provides a way for His children to be taken care of by their brother/sister.
Mike: Like you I have tried throughout my life to observe an honest
fast and donate a generous fast offering. The past 10 years of so I have been
in a position to donate 10 times what I had the first 10 years of my marriage.
Hundreds of millions of dollars are collected annually through the LDS Church
for these such purposes. Shame on the naysayers, and shame on the
criticizers...this is the Lord's way.What a great blessing to have
so many groups working together. SalvationArmy, Muslim relief, RedCross,
LDSHumanitarianAid, and other religious groups...this is the Lord's Way!
I'm gald they removed your post.
No, there are no strings attached to the aid provided by the LDS Church, unlike
many government programs. I sincerely hope you never have to endure a natural
disaster of this magnitude. It's hard to be sarcastic when you are relying on
the kindness of others.
A in LA, I'm glad you made your donations. I have donated all my life to the
LDS Church Welfare fund through my Fast Offerings. I have added extra when
asked (Katrina, etc). I'm glad that these donations that I have made all

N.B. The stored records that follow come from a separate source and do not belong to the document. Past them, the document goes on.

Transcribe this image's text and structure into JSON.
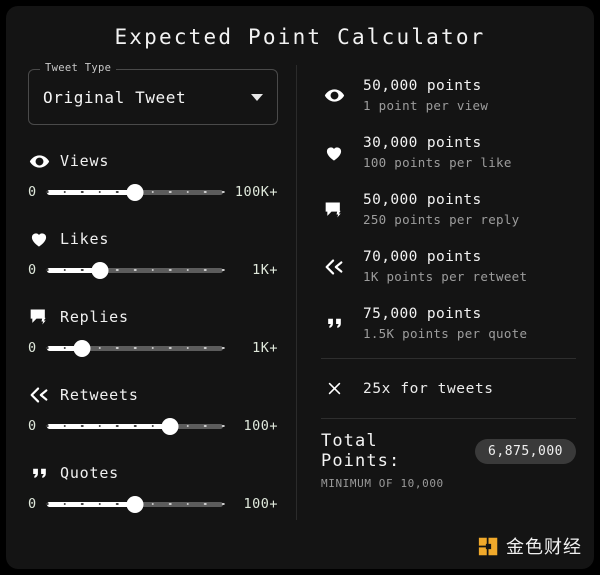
{
  "app": {
    "title": "Expected Point Calculator"
  },
  "tweet_type": {
    "label": "Tweet Type",
    "value": "Original Tweet",
    "caret_icon": "chevron-down-icon"
  },
  "sliders": [
    {
      "key": "views",
      "icon": "eye-icon",
      "label": "Views",
      "min_label": "0",
      "max_label": "100K+",
      "percent": 50,
      "ticks": 11
    },
    {
      "key": "likes",
      "icon": "heart-icon",
      "label": "Likes",
      "min_label": "0",
      "max_label": "1K+",
      "percent": 30,
      "ticks": 11
    },
    {
      "key": "replies",
      "icon": "reply-bubble-icon",
      "label": "Replies",
      "min_label": "0",
      "max_label": "1K+",
      "percent": 20,
      "ticks": 11
    },
    {
      "key": "retweets",
      "icon": "retweet-arrow-icon",
      "label": "Retweets",
      "min_label": "0",
      "max_label": "100+",
      "percent": 70,
      "ticks": 11
    },
    {
      "key": "quotes",
      "icon": "quote-icon",
      "label": "Quotes",
      "min_label": "0",
      "max_label": "100+",
      "percent": 50,
      "ticks": 11
    }
  ],
  "stats": [
    {
      "key": "views",
      "icon": "eye-icon",
      "points": "50,000 points",
      "rate": "1 point per view"
    },
    {
      "key": "likes",
      "icon": "heart-icon",
      "points": "30,000 points",
      "rate": "100 points per like"
    },
    {
      "key": "replies",
      "icon": "reply-bubble-icon",
      "points": "50,000 points",
      "rate": "250 points per reply"
    },
    {
      "key": "retweets",
      "icon": "retweet-arrow-icon",
      "points": "70,000 points",
      "rate": "1K points per retweet"
    },
    {
      "key": "quotes",
      "icon": "quote-icon",
      "points": "75,000 points",
      "rate": "1.5K points per quote"
    }
  ],
  "multiplier": {
    "icon": "multiply-icon",
    "text": "25x for tweets"
  },
  "total": {
    "label": "Total Points:",
    "value": "6,875,000",
    "minimum": "MINIMUM OF 10,000"
  },
  "watermark": {
    "text": "金色财经",
    "icon": "jinse-logo-icon",
    "color": "#f0a92b"
  },
  "colors": {
    "background": "#000000",
    "card": "#141414",
    "accent_white": "#ffffff",
    "rail": "#5c5c5c",
    "muted_text": "#9d9d9d",
    "badge": "#3a3a3a"
  }
}
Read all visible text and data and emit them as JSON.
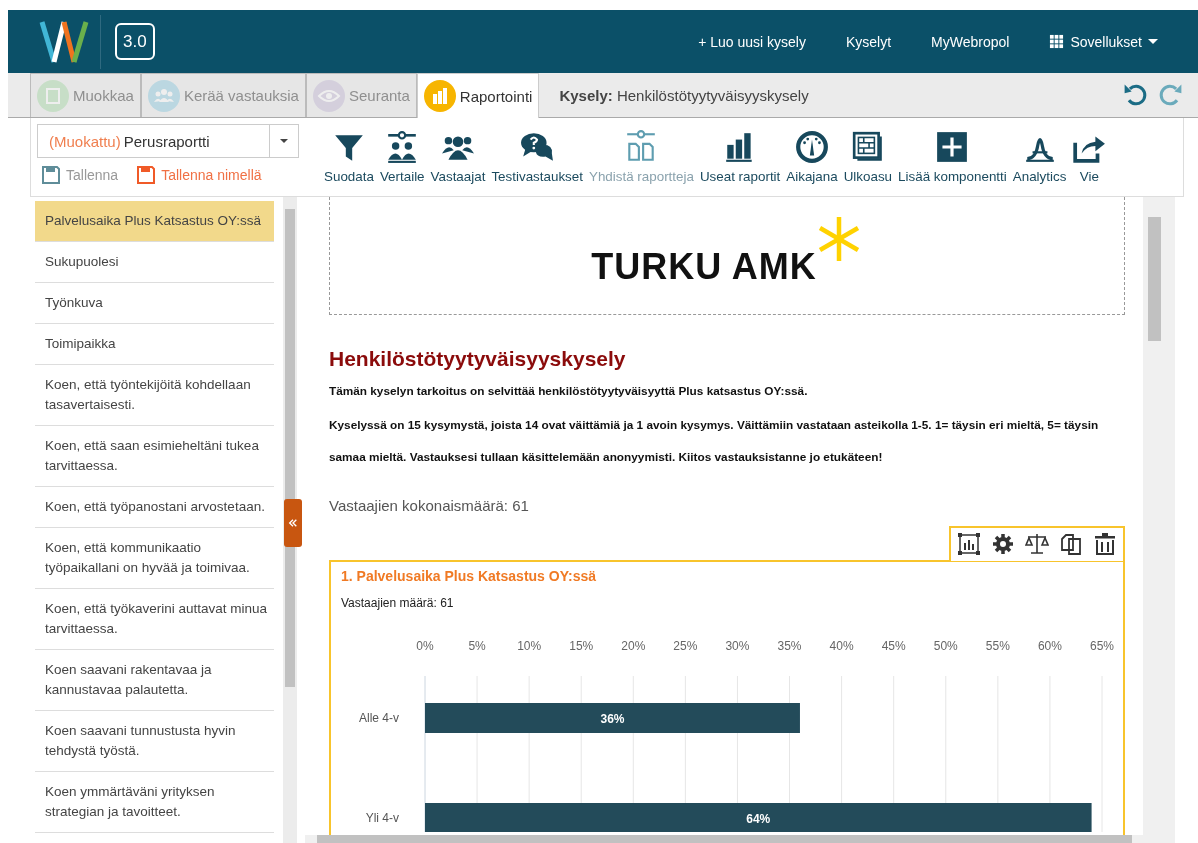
{
  "header": {
    "version": "3.0",
    "nav": [
      {
        "label": "+ Luo uusi kysely",
        "kind": "link"
      },
      {
        "label": "Kyselyt",
        "kind": "link"
      },
      {
        "label": "MyWebropol",
        "kind": "link"
      },
      {
        "label": "Sovellukset",
        "kind": "menu"
      }
    ]
  },
  "tabs": [
    {
      "label": "Muokkaa",
      "selected": false,
      "disabled": true
    },
    {
      "label": "Kerää vastauksia",
      "selected": false,
      "disabled": true
    },
    {
      "label": "Seuranta",
      "selected": false,
      "disabled": true
    },
    {
      "label": "Raportointi",
      "selected": true,
      "disabled": false
    }
  ],
  "survey_label": "**Kysely:** Henkilöstötyytyväisyyskysely",
  "report": {
    "modified": "(Muokattu)",
    "name": "Perusraportti",
    "save": [
      {
        "label": "Tallenna",
        "disabled": true
      },
      {
        "label": "Tallenna nimellä",
        "disabled": false
      }
    ]
  },
  "toolbar": [
    {
      "label": "Suodata",
      "disabled": false
    },
    {
      "label": "Vertaile",
      "disabled": false
    },
    {
      "label": "Vastaajat",
      "disabled": false
    },
    {
      "label": "Testivastaukset",
      "disabled": false
    },
    {
      "label": "Yhdistä raportteja",
      "disabled": true
    },
    {
      "label": "Useat raportit",
      "disabled": false
    },
    {
      "label": "Aikajana",
      "disabled": false
    },
    {
      "label": "Ulkoasu",
      "disabled": false
    },
    {
      "label": "Lisää komponentti",
      "disabled": false
    },
    {
      "label": "Analytics",
      "disabled": false
    },
    {
      "label": "Vie",
      "disabled": false
    }
  ],
  "sidebar": {
    "items": [
      {
        "label": "Palvelusaika Plus Katsastus OY:ssä",
        "selected": true
      },
      {
        "label": "Sukupuolesi",
        "selected": false
      },
      {
        "label": "Työnkuva",
        "selected": false
      },
      {
        "label": "Toimipaikka",
        "selected": false
      },
      {
        "label": "Koen, että työntekijöitä kohdellaan tasavertaisesti.",
        "selected": false
      },
      {
        "label": "Koen, että saan esimieheltäni tukea tarvittaessa.",
        "selected": false
      },
      {
        "label": "Koen, että työpanostani arvostetaan.",
        "selected": false
      },
      {
        "label": "Koen, että kommunikaatio työpaikallani on hyvää ja toimivaa.",
        "selected": false
      },
      {
        "label": "Koen, että työkaverini auttavat minua tarvittaessa.",
        "selected": false
      },
      {
        "label": "Koen saavani rakentavaa ja kannustavaa palautetta.",
        "selected": false
      },
      {
        "label": "Koen saavani tunnustusta hyvin tehdystä työstä.",
        "selected": false
      },
      {
        "label": "Koen ymmärtäväni yrityksen strategian ja tavoitteet.",
        "selected": false
      }
    ]
  },
  "report_content": {
    "logo_text": "TURKU AMK",
    "title": "Henkilöstötyytyväisyyskysely",
    "paragraphs": [
      "Tämän kyselyn tarkoitus on selvittää henkilöstötyytyväisyyttä Plus katsastus OY:ssä.",
      "Kyselyssä on 15 kysymystä, joista 14 ovat väittämiä ja 1 avoin kysymys. Väittämiin vastataan asteikolla 1-5. 1= täysin eri mieltä, 5= täysin samaa mieltä. Vastauksesi tullaan käsittelemään anonyymisti. Kiitos vastauksistanne jo etukäteen!"
    ],
    "total": "Vastaajien kokonaismäärä: 61",
    "questions": [
      {
        "title": "1. Palvelusaika Plus Katsastus OY:ssä",
        "respondents": "Vastaajien määrä: 61",
        "chart_data": {
          "type": "bar",
          "orientation": "horizontal",
          "categories": [
            "Alle 4-v",
            "Yli 4-v"
          ],
          "values": [
            36,
            64
          ],
          "xlim": [
            0,
            65
          ],
          "value_labels": [
            "36%",
            "64%"
          ],
          "grid": true,
          "xticks": [
            {
              "value": 0,
              "label": "0%"
            },
            {
              "value": 5,
              "label": "5%"
            },
            {
              "value": 10,
              "label": "10%"
            },
            {
              "value": 15,
              "label": "15%"
            },
            {
              "value": 20,
              "label": "20%"
            },
            {
              "value": 25,
              "label": "25%"
            },
            {
              "value": 30,
              "label": "30%"
            },
            {
              "value": 35,
              "label": "35%"
            },
            {
              "value": 40,
              "label": "40%"
            },
            {
              "value": 45,
              "label": "45%"
            },
            {
              "value": 50,
              "label": "50%"
            },
            {
              "value": 55,
              "label": "55%"
            },
            {
              "value": 60,
              "label": "60%"
            },
            {
              "value": 65,
              "label": "65%"
            }
          ]
        }
      }
    ]
  }
}
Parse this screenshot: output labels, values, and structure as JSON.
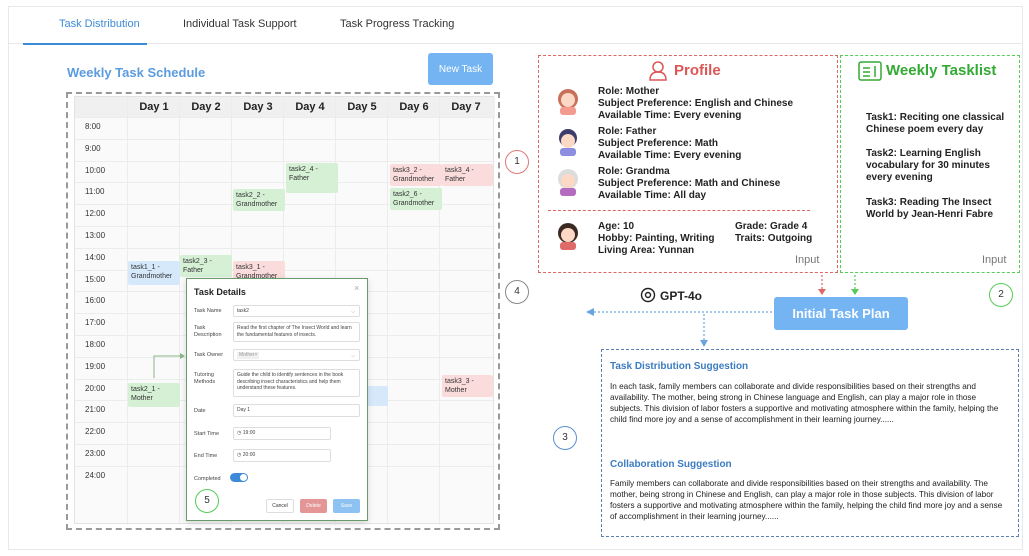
{
  "tabs": [
    {
      "label": "Task Distribution",
      "active": true
    },
    {
      "label": "Individual Task Support",
      "active": false
    },
    {
      "label": "Task Progress Tracking",
      "active": false
    }
  ],
  "schedule": {
    "title": "Weekly Task Schedule",
    "new_task_label": "New Task",
    "days": [
      "Day 1",
      "Day 2",
      "Day 3",
      "Day 4",
      "Day 5",
      "Day 6",
      "Day 7"
    ],
    "times": [
      "8:00",
      "9:00",
      "10:00",
      "11:00",
      "12:00",
      "13:00",
      "14:00",
      "15:00",
      "16:00",
      "17:00",
      "18:00",
      "19:00",
      "20:00",
      "21:00",
      "22:00",
      "23:00",
      "24:00"
    ],
    "tasks": {
      "t24": "task2_4 - Father",
      "t32": "task3_2 - Grandmother",
      "t34": "task3_4 - Father",
      "t22": "task2_2 - Grandmother",
      "t26": "task2_6 - Grandmother",
      "t23": "task2_3 - Father",
      "t11": "task1_1 - Grandmother",
      "t31": "task3_1 - Grandmother",
      "t21": "task2_1 - Mother",
      "t33": "task3_3 - Mother"
    }
  },
  "modal": {
    "title": "Task Details",
    "close": "×",
    "task_name_label": "Task Name",
    "task_name": "task2",
    "desc_label": "Task Description",
    "desc": "Read the first chapter of The Insect World and learn the fundamental features of insects.",
    "owner_label": "Task Owner",
    "owner": "Mother×",
    "methods_label": "Tutoring Methods",
    "methods": "Guide the child to identify sentences in the book describing insect characteristics and help them understand these features.",
    "date_label": "Date",
    "date": "Day 1",
    "start_label": "Start Time",
    "start": "19:00",
    "end_label": "End Time",
    "end": "20:00",
    "completed_label": "Completed",
    "cancel": "Cancel",
    "delete": "Delete",
    "save": "Save"
  },
  "badges": {
    "b1": "1",
    "b2": "2",
    "b3": "3",
    "b4": "4",
    "b5": "5"
  },
  "profile": {
    "title": "Profile",
    "mother": [
      "Role: Mother",
      "Subject Preference: English and Chinese",
      "Available Time: Every evening"
    ],
    "father": [
      "Role: Father",
      "Subject Preference: Math",
      "Available Time: Every evening"
    ],
    "grandma": [
      "Role: Grandma",
      "Subject Preference: Math and Chinese",
      "Available Time: All day"
    ],
    "child_left": [
      "Age: 10",
      "Hobby: Painting, Writing",
      "Living Area: Yunnan"
    ],
    "child_right": [
      "Grade: Grade 4",
      "Traits: Outgoing"
    ],
    "input_label": "Input"
  },
  "weekly": {
    "title": "Weekly Tasklist",
    "task1": "Task1: Reciting one classical Chinese poem every day",
    "task2": "Task2: Learning English vocabulary for 30 minutes every evening",
    "task3": "Task3: Reading The Insect World by Jean-Henri Fabre",
    "input_label": "Input"
  },
  "gpt_label": "GPT-4o",
  "initial_plan": "Initial Task Plan",
  "suggestions": {
    "dist_title": "Task Distribution Suggestion",
    "dist_body": "In each task, family members can collaborate and divide responsibilities based on their strengths and availability. The mother, being strong in Chinese language and English, can play a major role in those subjects. This division of labor fosters a supportive and motivating atmosphere within the family, helping the child find more joy and a sense of accomplishment in their learning journey......",
    "collab_title": "Collaboration Suggestion",
    "collab_body": "Family members can collaborate and divide responsibilities based on their strengths and availability. The mother, being strong in Chinese and English, can play a major role in those subjects. This division of labor fosters a supportive and motivating atmosphere within the family, helping the child find more joy and a sense of accomplishment in their learning journey......"
  },
  "colors": {
    "accent": "#3d8bd8",
    "button": "#74b4f2",
    "profile_red": "#d55",
    "weekly_green": "#3a3",
    "suggestion_blue": "#3c7cc0"
  }
}
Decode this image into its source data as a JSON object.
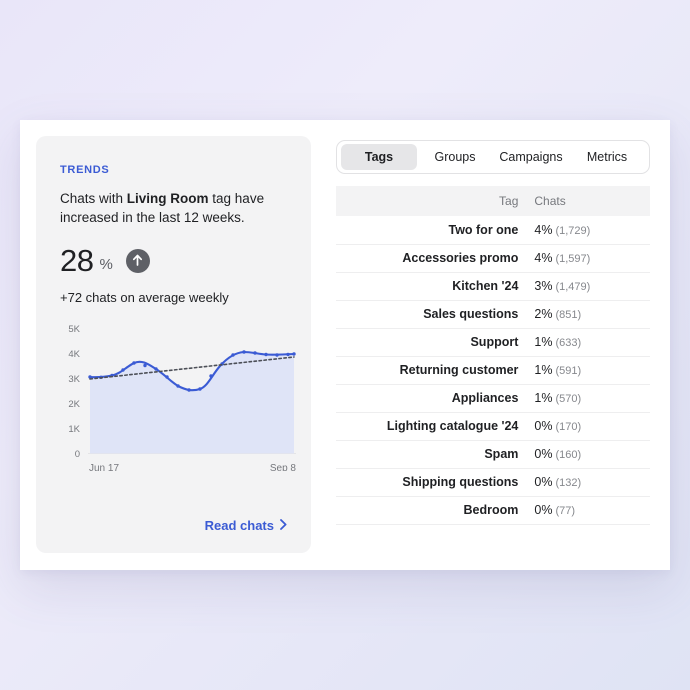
{
  "trends": {
    "label": "TRENDS",
    "sentence_pre": "Chats with ",
    "sentence_bold": "Living Room",
    "sentence_post": " tag have increased in the last 12 weeks.",
    "stat_value": "28",
    "stat_unit": "%",
    "trend_direction_icon": "arrow-up-icon",
    "subtext": "+72 chats on average weekly",
    "link_label": "Read chats",
    "link_icon": "chevron-right-icon",
    "accent_color": "#3b5bd4",
    "card_bg": "#f3f3f4"
  },
  "chart_data": {
    "type": "area",
    "title": "",
    "xlabel": "",
    "ylabel": "",
    "ylim": [
      0,
      5000
    ],
    "grid": false,
    "y_ticks": [
      "0",
      "1K",
      "2K",
      "3K",
      "4K",
      "5K"
    ],
    "y_tick_values": [
      0,
      1000,
      2000,
      3000,
      4000,
      5000
    ],
    "x_ticks": [
      "Jun 17",
      "Sep 8"
    ],
    "x_start_label": "Jun 17",
    "x_end_label": "Sep 8",
    "series": [
      {
        "name": "Chats",
        "style": "solid-line-with-markers",
        "color": "#3b5bd4",
        "fill_color": "#dfe4f7",
        "x": [
          0,
          1,
          2,
          3,
          4,
          5,
          6,
          7,
          8,
          9,
          10,
          11,
          12,
          13,
          14,
          15,
          16,
          17,
          18,
          19
        ],
        "values": [
          3080,
          3070,
          3080,
          3100,
          3200,
          3450,
          3620,
          3500,
          3300,
          3050,
          2820,
          2790,
          2950,
          3350,
          3800,
          4050,
          3980,
          3930,
          3900,
          3920
        ]
      },
      {
        "name": "Trend",
        "style": "dotted-line",
        "color": "#4c4f57",
        "x": [
          0,
          19
        ],
        "values": [
          3020,
          3900
        ]
      }
    ]
  },
  "tabs": [
    {
      "label": "Tags",
      "active": true
    },
    {
      "label": "Groups",
      "active": false
    },
    {
      "label": "Campaigns",
      "active": false
    },
    {
      "label": "Metrics",
      "active": false
    }
  ],
  "table": {
    "columns": [
      "Tag",
      "Chats"
    ],
    "rows": [
      {
        "tag": "Two for one",
        "pct": "4%",
        "count": "(1,729)"
      },
      {
        "tag": "Accessories promo",
        "pct": "4%",
        "count": "(1,597)"
      },
      {
        "tag": "Kitchen '24",
        "pct": "3%",
        "count": "(1,479)"
      },
      {
        "tag": "Sales questions",
        "pct": "2%",
        "count": "(851)"
      },
      {
        "tag": "Support",
        "pct": "1%",
        "count": "(633)"
      },
      {
        "tag": "Returning customer",
        "pct": "1%",
        "count": "(591)"
      },
      {
        "tag": "Appliances",
        "pct": "1%",
        "count": "(570)"
      },
      {
        "tag": "Lighting catalogue '24",
        "pct": "0%",
        "count": "(170)"
      },
      {
        "tag": "Spam",
        "pct": "0%",
        "count": "(160)"
      },
      {
        "tag": "Shipping questions",
        "pct": "0%",
        "count": "(132)"
      },
      {
        "tag": "Bedroom",
        "pct": "0%",
        "count": "(77)"
      }
    ]
  }
}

through my life are being used to help these people. So don't act so self
righteous because you donated once.To hear the Missionaries are
fine, and the church buildings are fine is also good. That gives the Church
places to help not only the members, but everyone else who comes for help.
@DENIS AND WENDY, Perhaps your time would be better spent in actually DOING
something to help out rather than writing lame, pathetic comments like
these....and yes, I HAVE made a donation. Have you?
Way to go "Church of Jeses Christ of Latter Day Saints" commonly known as the
"Mormon Church" . I am so proud to be a member of this Christian church. Also of
the human race of good people who step up to the responsability to help in any
way they can when a disaster happens.Loveing one another and looking out
for the poor and needy, injured and destitute, in so many ways is the way of
Jesus Christ. May God bless all involved.I hope that this tragity can bring
peace to all the world and put a smile on the face of GOD.
right because god cares more about Mormon missionaries then the Haitian people.
I realize that is not what you mean but please be more careful what you say
What do they need, ?& What can we do?
Its phenomenal That all missionaries were protected and that even the meeting
house were spared. It does show the the lord protect his faithful saints and
also afirm the truthful and sacredness of the restoration.
I love how prepared the LDS church is for disasters and how it doesn't seem to
matter whether or not the people they help are members of their church or not. I
have been to their humanitarian aid center and they tirelessly work to prepare
for disasters such as this one I wondered if all the work was worth it but at
moments like this you know it is
It's a blessing that there were no missionaries in danger or injured. The
building standards of LDS chaples is a God sent for these poor people. How
wonderful it is to see the world work together and help this country and their
Hopefully this aid can get to those who need it in a timely fashion. With
buildings crashed and roads destroyed, and people trapped inside buildings even
getting aid to people will at times prove difficult.
There are several Christian groups that have a active prescence in Haiti, The
Salvation Army and The Cross international,along with the donations of Mormons
and Muslim charities, the response should be great. The Salvation Army has a
history of working with Muslims,I don't know about any history with Mormons.
It's nice to hear that the Church was ready to go. And what a blessing that the
church has supplies close to the disaster.